And yet, throughout the journey, I began to notice gaps in the way transport solutions were planned. One of the main takeaways for me was that their approaches were not enough for the future of cities in the United States – and that we need to expand and improve them.

Planning for people means asking who is being served and who is being left behind

On the Barr Climate team, we have an explicit value in centering racial equity in our work. So naturally, thinking about who we’re planning for – and who continues to be left out – was a priority for me and our study group.

But, we found that constantly asking “for whom” was missing from much of the context and information given to us. We pressed our hosts with questions about who they prioritize in their planning and why, and the answer was often, “well, everyone.”

This is problematic because it continues to exclude people who have already been excluded several times.

The bus electrification underway in Amsterdam, for example, was proceeding at the discretion of the system operator, with no analysis of which neighborhoods bore the burden of pollution health impacts. “The driver shouldn’t notice a difference,” the transit experts told us. This contrasts with transit planning in the United States where equity analyzes are required, riders and neighbors can participate in a process, and transit agencies are called in if they don’t (rightly title) priority to communities most affected by air pollution and poor public transit service.

A cyclist and a GVB tram pass each other on a street in Amsterdam.  GVB, Gemeente Vervoerbedrijf, is Amsterdam's municipal public transport operator that runs metro, tram, bus and ferry services.
A cyclist and a GVB tram pass each other on a street in Amsterdam. GVB, Gemeente Vervoerbedrijf, is Amsterdam’s municipal public transport operator that runs metro, tram, bus and ferry services. Photo by Lisa Jacobson.

In London, public transit affordability didn’t seem like a conversation, and planners and advocates focused more on increasing revenue from fares (which account for over 70% of system revenue). Some would argue that public transit affordability isn’t as big of an issue since England has more extensive social safety nets than the United States, and yet people are still being left behind because nearly 30% of Londoners live in poverty.

And in Amsterdam, cycling is so ingrained in Dutch culture that more than two-thirds of residents commute by bike. If you were born and raised in Holland, you ride a bike. If you’re an immigrant or a child who resists cultural norms, you might not make it and you’re left out, especially if you’re riding a moped or walking.

“Pedestrians in Amsterdam don’t exist,” said one of our speakers.

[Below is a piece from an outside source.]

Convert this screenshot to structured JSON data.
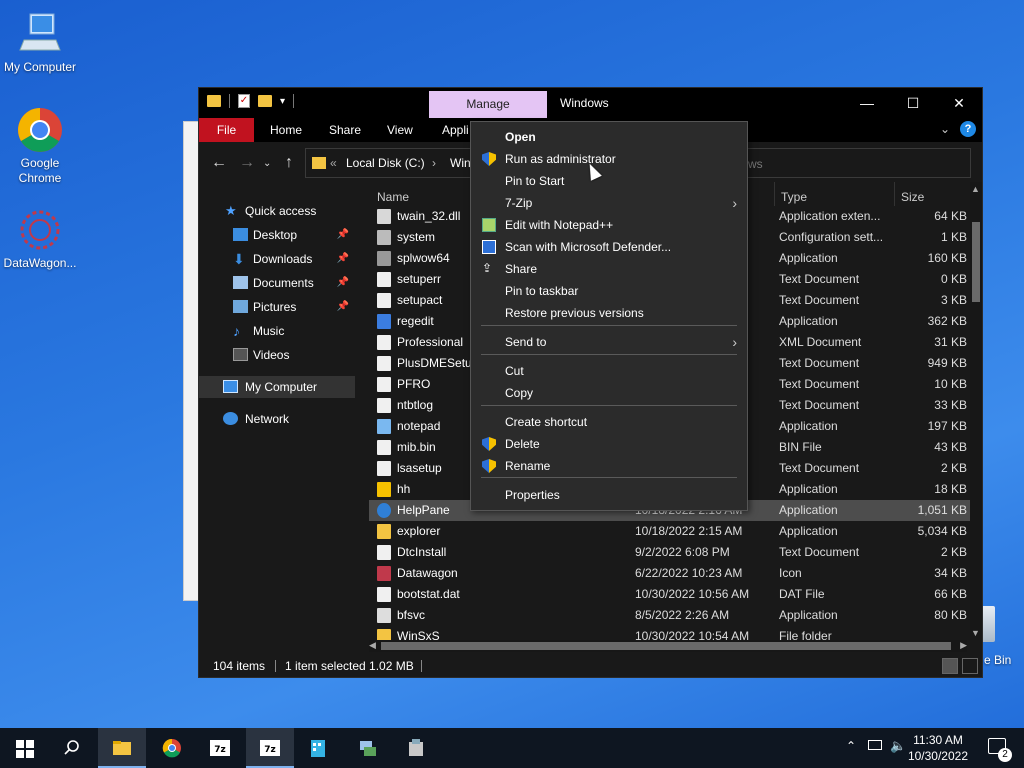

Although Europe is making much more progress in reducing greenhouse gas emissions than the United States, we cannot follow their lead in how they have achieved this. From what I have observed, people of color, immigrants, and low-income people are not prioritized in decision-making in these two cities. The climate, the impeccable design and the engineering are.

These cities have built exceptional infrastructure for the mainstream culture, and this is largely what American tourists experience when visiting.

Rows of bicycle parking lots next to a bus stop and elevated railway track near a meeting center in Amsterdam.  Photo by Lisa Jacobson.
Rows of bicycle parking lots next to a bus stop and elevated railway track near a meeting center in Amsterdam. Photo by Lisa Jacobson.

Throughout the study trip, we heard phrases like “I don’t see color” and “we take care of these people so their voices aren’t needed at the table”. These “colorblind” approaches continue to exclude people and will not resolve the serious racial inequalities in our society.

When it comes to measuring “success” in public transit reliability, miles of separate bike lanes, or air quality, the United States lags far behind our European counterparts. I suspect some in the United States are poised to do better – centering those most affected in our planning.

Many city planners, advocates and funders here recognize that we have done wrong to listen to and provide for the needs of large segments of our communities – and they know that change is long overdue. Many of my fellow study travelers who have founded, led, and worked for community organizations that focus on environmental justice have been doing this work for a long time.

This experience has underscored for me how critical it is to consider climate justice organizers and the communities they serve. In the long term, we will be much more successful if we continue to shift the balance of power and truly consider who is and who is not well served by our transportation systems. None of this is easy, but we must correct our past and create a future of just transportation.

Mary I. Bruner